I've printed this article out and intend to revisit it often. I've had the same observations about euphemisms used in politics, but hadn't fully closed the loop between those nagging thoughts and my own writing. In the course of attempting to read some older, classic literature I've done so with highlighter in hand in order to find interpretations to many of the foreign terms that were once so popular in literary fiction. It will be interesting to project Orwell's list even further onto what's happening with the written language as a result of technology. My peeve, of course is the shorthand that every kid with a cell phone now knows and uses with frightening regularity. I'm sure this shorthand has crept into some published fiction and I can only hope that something will occur to preserve words in correct and complete forms as our youth is propelled faster and faster on the information superhighway.

Thanks so much for finding this sharing. Great post!

steve said...

Lisa,

I suspect some of the instant messaging expressions may make it into common usage. Most,though, are just shorthand, and have no advantage orally. It doesn't save any time to say the initials "lol" instead of "laugh out loud," and I haven't heard anybody say it like "loll." The World War II acronyms SNAFU and JANFU were not only sayable, but you could use the acronyms--most everyone knew what the F stood for--in print. The text message WTF can't be said as a word, and the phrase is less likely to be censored nowadays. So I don't think most of these shorthand terms will make it into the general vocabulary--at least, I hope not. In any case, they're less dangerous than the political euphemisms.

Thanks for your compliments.
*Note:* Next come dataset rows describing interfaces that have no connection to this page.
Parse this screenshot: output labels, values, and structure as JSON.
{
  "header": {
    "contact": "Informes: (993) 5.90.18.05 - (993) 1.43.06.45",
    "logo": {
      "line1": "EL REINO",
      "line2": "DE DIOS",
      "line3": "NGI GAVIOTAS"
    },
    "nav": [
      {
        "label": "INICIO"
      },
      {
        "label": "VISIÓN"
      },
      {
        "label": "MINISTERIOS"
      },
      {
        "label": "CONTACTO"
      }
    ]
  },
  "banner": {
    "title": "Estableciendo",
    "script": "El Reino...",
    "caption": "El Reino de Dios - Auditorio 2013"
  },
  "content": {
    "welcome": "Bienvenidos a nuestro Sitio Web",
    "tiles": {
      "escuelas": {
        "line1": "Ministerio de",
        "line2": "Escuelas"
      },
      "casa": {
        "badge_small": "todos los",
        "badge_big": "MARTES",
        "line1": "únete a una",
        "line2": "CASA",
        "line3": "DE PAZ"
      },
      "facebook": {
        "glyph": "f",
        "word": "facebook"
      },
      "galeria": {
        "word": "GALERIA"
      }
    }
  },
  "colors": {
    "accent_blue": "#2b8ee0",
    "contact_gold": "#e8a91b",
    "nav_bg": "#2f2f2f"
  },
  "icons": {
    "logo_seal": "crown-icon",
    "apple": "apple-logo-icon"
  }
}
Without your own excellent post mentioning Vonnegut's rules for writers and Charles's Words of Power posts, this post would still be languishing in "My Documents."

SzélsőFa said...

What an excellent writer he was. I love 1984 and see it becoming true in nowadays's Hungary.
He was burdened with vision into the future I assume....

The rules?
Fantastic ones.
They should be used by every writer, regardless of the language they use.
I think I'll have to write about them, later on on my szelsofa blog.
Thanks for the info!